> **RECORDS PROVIDED**:
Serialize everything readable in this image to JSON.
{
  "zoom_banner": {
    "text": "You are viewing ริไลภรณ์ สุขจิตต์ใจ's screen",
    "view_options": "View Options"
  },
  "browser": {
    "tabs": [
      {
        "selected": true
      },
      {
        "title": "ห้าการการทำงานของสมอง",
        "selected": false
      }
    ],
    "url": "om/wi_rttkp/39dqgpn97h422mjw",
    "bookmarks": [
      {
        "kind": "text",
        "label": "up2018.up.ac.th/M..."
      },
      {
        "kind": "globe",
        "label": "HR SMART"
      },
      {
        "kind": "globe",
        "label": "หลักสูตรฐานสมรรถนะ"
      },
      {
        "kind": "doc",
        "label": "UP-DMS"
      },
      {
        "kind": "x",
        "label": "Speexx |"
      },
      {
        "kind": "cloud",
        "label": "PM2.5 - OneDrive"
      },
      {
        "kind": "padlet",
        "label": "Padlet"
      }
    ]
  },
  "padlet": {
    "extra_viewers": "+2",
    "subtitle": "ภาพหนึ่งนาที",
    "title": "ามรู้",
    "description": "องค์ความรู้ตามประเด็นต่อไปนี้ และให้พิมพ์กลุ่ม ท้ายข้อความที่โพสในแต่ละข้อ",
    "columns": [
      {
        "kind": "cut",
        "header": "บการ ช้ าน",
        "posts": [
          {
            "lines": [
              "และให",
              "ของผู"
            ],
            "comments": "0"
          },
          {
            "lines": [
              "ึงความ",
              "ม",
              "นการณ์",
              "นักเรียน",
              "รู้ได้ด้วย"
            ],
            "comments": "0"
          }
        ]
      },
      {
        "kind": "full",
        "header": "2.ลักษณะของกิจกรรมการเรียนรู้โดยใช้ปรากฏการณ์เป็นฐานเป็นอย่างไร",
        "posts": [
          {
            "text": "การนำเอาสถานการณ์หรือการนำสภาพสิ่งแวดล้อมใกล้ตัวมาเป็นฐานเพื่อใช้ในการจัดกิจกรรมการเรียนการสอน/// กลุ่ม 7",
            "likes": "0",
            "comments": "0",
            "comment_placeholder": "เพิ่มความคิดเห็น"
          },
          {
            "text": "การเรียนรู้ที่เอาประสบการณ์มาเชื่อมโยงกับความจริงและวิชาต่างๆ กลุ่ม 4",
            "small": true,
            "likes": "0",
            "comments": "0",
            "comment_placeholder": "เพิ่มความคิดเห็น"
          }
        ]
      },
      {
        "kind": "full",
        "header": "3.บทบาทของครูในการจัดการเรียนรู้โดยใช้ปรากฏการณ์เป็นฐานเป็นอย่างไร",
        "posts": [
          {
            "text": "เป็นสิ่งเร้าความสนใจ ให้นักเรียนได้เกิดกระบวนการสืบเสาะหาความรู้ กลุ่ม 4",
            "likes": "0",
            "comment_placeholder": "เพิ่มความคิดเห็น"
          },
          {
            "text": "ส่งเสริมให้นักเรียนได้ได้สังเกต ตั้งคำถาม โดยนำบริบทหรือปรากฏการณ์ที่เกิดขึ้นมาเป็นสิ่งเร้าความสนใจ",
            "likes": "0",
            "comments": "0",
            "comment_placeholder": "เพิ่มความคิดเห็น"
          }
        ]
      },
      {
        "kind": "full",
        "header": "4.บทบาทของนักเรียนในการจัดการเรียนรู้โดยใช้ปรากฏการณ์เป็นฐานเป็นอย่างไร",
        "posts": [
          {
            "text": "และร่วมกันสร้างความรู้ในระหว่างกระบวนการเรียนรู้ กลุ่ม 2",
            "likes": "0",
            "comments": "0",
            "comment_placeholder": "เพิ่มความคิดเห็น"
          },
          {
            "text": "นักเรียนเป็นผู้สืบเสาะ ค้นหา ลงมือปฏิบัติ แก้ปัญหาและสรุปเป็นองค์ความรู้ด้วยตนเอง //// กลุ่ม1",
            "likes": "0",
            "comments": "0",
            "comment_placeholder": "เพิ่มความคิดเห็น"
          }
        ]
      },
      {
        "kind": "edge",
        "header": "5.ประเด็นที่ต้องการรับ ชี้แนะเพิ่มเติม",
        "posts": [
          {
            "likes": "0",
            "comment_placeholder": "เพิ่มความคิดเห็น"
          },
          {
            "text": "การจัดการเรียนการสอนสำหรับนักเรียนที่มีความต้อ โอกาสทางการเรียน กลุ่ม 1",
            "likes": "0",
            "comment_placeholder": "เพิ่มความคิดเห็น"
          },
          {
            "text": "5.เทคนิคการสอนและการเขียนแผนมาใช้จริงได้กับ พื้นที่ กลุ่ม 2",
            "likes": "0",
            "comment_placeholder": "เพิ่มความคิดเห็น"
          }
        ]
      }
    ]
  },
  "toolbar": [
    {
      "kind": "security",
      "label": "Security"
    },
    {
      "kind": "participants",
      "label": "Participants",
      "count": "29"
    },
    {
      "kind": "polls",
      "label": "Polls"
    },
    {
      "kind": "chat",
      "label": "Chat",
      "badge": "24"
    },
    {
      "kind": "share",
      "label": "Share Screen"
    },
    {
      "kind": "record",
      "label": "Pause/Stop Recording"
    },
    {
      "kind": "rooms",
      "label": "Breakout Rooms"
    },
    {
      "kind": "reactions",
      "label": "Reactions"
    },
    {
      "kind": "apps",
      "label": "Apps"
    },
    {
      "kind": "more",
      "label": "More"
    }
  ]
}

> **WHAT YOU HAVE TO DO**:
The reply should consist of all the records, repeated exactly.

> **RESULT**:
Serialize everything readable in this image to JSON.
{
  "zoom_banner": {
    "text": "You are viewing ริไลภรณ์ สุขจิตต์ใจ's screen",
    "view_options": "View Options"
  },
  "browser": {
    "tabs": [
      {
        "selected": true
      },
      {
        "title": "ห้าการการทำงานของสมอง",
        "selected": false
      }
    ],
    "url": "om/wi_rttkp/39dqgpn97h422mjw",
    "bookmarks": [
      {
        "kind": "text",
        "label": "up2018.up.ac.th/M..."
      },
      {
        "kind": "globe",
        "label": "HR SMART"
      },
      {
        "kind": "globe",
        "label": "หลักสูตรฐานสมรรถนะ"
      },
      {
        "kind": "doc",
        "label": "UP-DMS"
      },
      {
        "kind": "x",
        "label": "Speexx |"
      },
      {
        "kind": "cloud",
        "label": "PM2.5 - OneDrive"
      },
      {
        "kind": "padlet",
        "label": "Padlet"
      }
    ]
  },
  "padlet": {
    "extra_viewers": "+2",
    "subtitle": "ภาพหนึ่งนาที",
    "title": "ามรู้",
    "description": "องค์ความรู้ตามประเด็นต่อไปนี้ และให้พิมพ์กลุ่ม ท้ายข้อความที่โพสในแต่ละข้อ",
    "columns": [
      {
        "kind": "cut",
        "header": "บการ ช้ าน",
        "posts": [
          {
            "lines": [
              "และให",
              "ของผู"
            ],
            "comments": "0"
          },
          {
            "lines": [
              "ึงความ",
              "ม",
              "นการณ์",
              "นักเรียน",
              "รู้ได้ด้วย"
            ],
            "comments": "0"
          }
        ]
      },
      {
        "kind": "full",
        "header": "2.ลักษณะของกิจกรรมการเรียนรู้โดยใช้ปรากฏการณ์เป็นฐานเป็นอย่างไร",
        "posts": [
          {
            "text": "การนำเอาสถานการณ์หรือการนำสภาพสิ่งแวดล้อมใกล้ตัวมาเป็นฐานเพื่อใช้ในการจัดกิจกรรมการเรียนการสอน/// กลุ่ม 7",
            "likes": "0",
            "comments": "0",
            "comment_placeholder": "เพิ่มความคิดเห็น"
          },
          {
            "text": "การเรียนรู้ที่เอาประสบการณ์มาเชื่อมโยงกับความจริงและวิชาต่างๆ กลุ่ม 4",
            "small": true,
            "likes": "0",
            "comments": "0",
            "comment_placeholder": "เพิ่มความคิดเห็น"
          }
        ]
      },
      {
        "kind": "full",
        "header": "3.บทบาทของครูในการจัดการเรียนรู้โดยใช้ปรากฏการณ์เป็นฐานเป็นอย่างไร",
        "posts": [
          {
            "text": "เป็นสิ่งเร้าความสนใจ ให้นักเรียนได้เกิดกระบวนการสืบเสาะหาความรู้ กลุ่ม 4",
            "likes": "0",
            "comment_placeholder": "เพิ่มความคิดเห็น"
          },
          {
            "text": "ส่งเสริมให้นักเรียนได้ได้สังเกต ตั้งคำถาม โดยนำบริบทหรือปรากฏการณ์ที่เกิดขึ้นมาเป็นสิ่งเร้าความสนใจ",
            "likes": "0",
            "comments": "0",
            "comment_placeholder": "เพิ่มความคิดเห็น"
          }
        ]
      },
      {
        "kind": "full",
        "header": "4.บทบาทของนักเรียนในการจัดการเรียนรู้โดยใช้ปรากฏการณ์เป็นฐานเป็นอย่างไร",
        "posts": [
          {
            "text": "และร่วมกันสร้างความรู้ในระหว่างกระบวนการเรียนรู้ กลุ่ม 2",
            "likes": "0",
            "comments": "0",
            "comment_placeholder": "เพิ่มความคิดเห็น"
          },
          {
            "text": "นักเรียนเป็นผู้สืบเสาะ ค้นหา ลงมือปฏิบัติ แก้ปัญหาและสรุปเป็นองค์ความรู้ด้วยตนเอง //// กลุ่ม1",
            "likes": "0",
            "comments": "0",
            "comment_placeholder": "เพิ่มความคิดเห็น"
          }
        ]
      },
      {
        "kind": "edge",
        "header": "5.ประเด็นที่ต้องการรับ ชี้แนะเพิ่มเติม",
        "posts": [
          {
            "likes": "0",
            "comment_placeholder": "เพิ่มความคิดเห็น"
          },
          {
            "text": "การจัดการเรียนการสอนสำหรับนักเรียนที่มีความต้อ โอกาสทางการเรียน กลุ่ม 1",
            "likes": "0",
            "comment_placeholder": "เพิ่มความคิดเห็น"
          },
          {
            "text": "5.เทคนิคการสอนและการเขียนแผนมาใช้จริงได้กับ พื้นที่ กลุ่ม 2",
            "likes": "0",
            "comment_placeholder": "เพิ่มความคิดเห็น"
          }
        ]
      }
    ]
  },
  "toolbar": [
    {
      "kind": "security",
      "label": "Security"
    },
    {
      "kind": "participants",
      "label": "Participants",
      "count": "29"
    },
    {
      "kind": "polls",
      "label": "Polls"
    },
    {
      "kind": "chat",
      "label": "Chat",
      "badge": "24"
    },
    {
      "kind": "share",
      "label": "Share Screen"
    },
    {
      "kind": "record",
      "label": "Pause/Stop Recording"
    },
    {
      "kind": "rooms",
      "label": "Breakout Rooms"
    },
    {
      "kind": "reactions",
      "label": "Reactions"
    },
    {
      "kind": "apps",
      "label": "Apps"
    },
    {
      "kind": "more",
      "label": "More"
    }
  ]
}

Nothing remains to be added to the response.